╭──
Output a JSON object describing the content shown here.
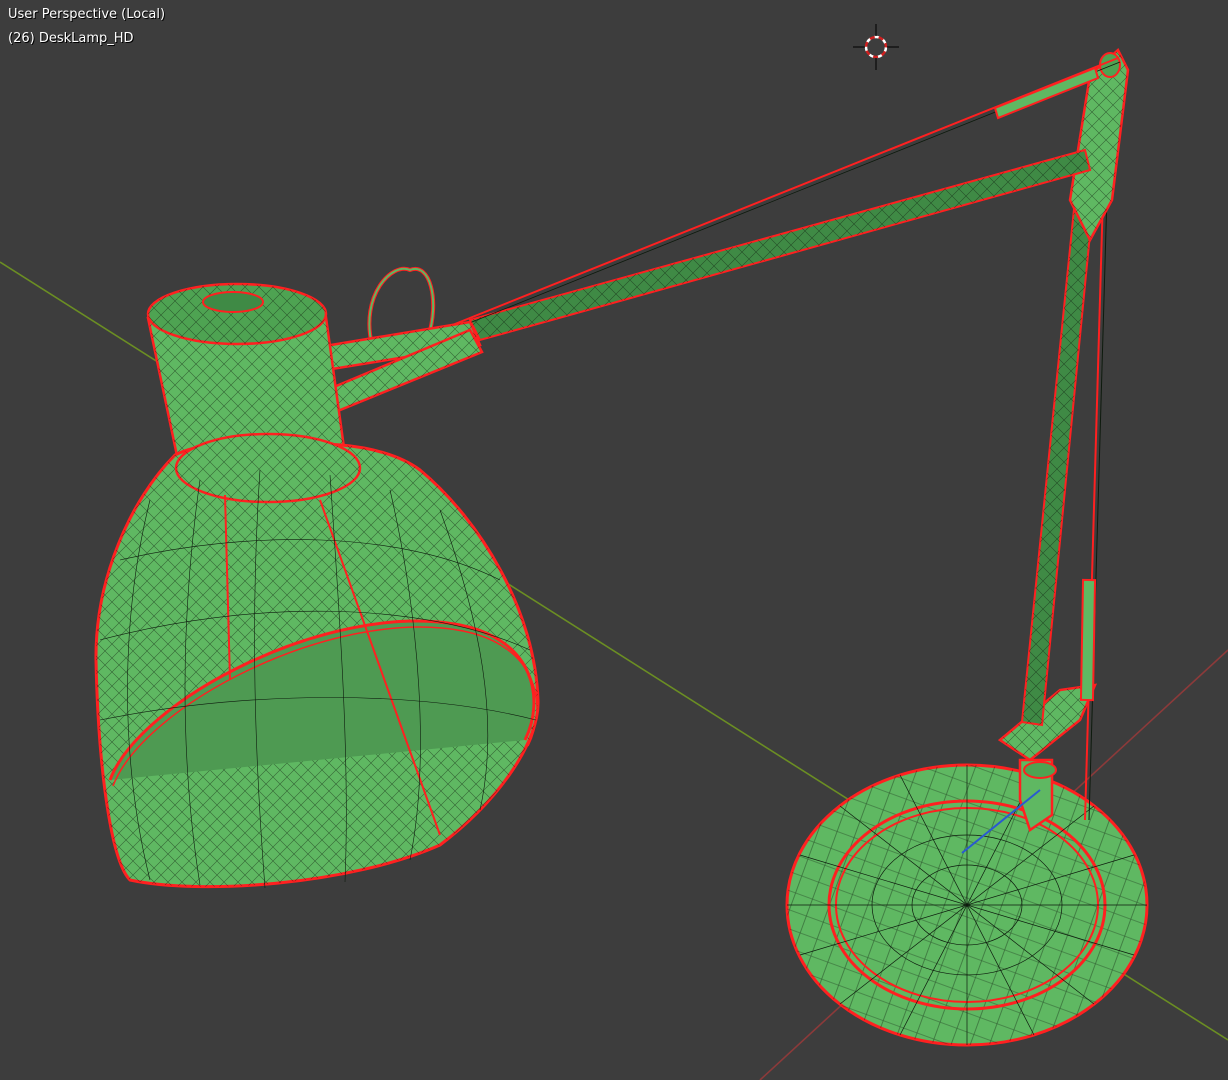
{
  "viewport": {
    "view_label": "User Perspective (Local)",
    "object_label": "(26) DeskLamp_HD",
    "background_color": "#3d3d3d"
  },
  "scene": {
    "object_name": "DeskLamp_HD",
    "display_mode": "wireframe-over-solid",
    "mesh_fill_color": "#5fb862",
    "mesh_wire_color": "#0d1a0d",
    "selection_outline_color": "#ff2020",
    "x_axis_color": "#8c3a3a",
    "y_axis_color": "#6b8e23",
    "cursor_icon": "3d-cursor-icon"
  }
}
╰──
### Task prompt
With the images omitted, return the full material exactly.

### Output for this task
Output a JSON object describing the content shown here.
{
  "viewport": {
    "view_label": "User Perspective (Local)",
    "object_label": "(26) DeskLamp_HD",
    "background_color": "#3d3d3d"
  },
  "scene": {
    "object_name": "DeskLamp_HD",
    "display_mode": "wireframe-over-solid",
    "mesh_fill_color": "#5fb862",
    "mesh_wire_color": "#0d1a0d",
    "selection_outline_color": "#ff2020",
    "x_axis_color": "#8c3a3a",
    "y_axis_color": "#6b8e23",
    "cursor_icon": "3d-cursor-icon"
  }
}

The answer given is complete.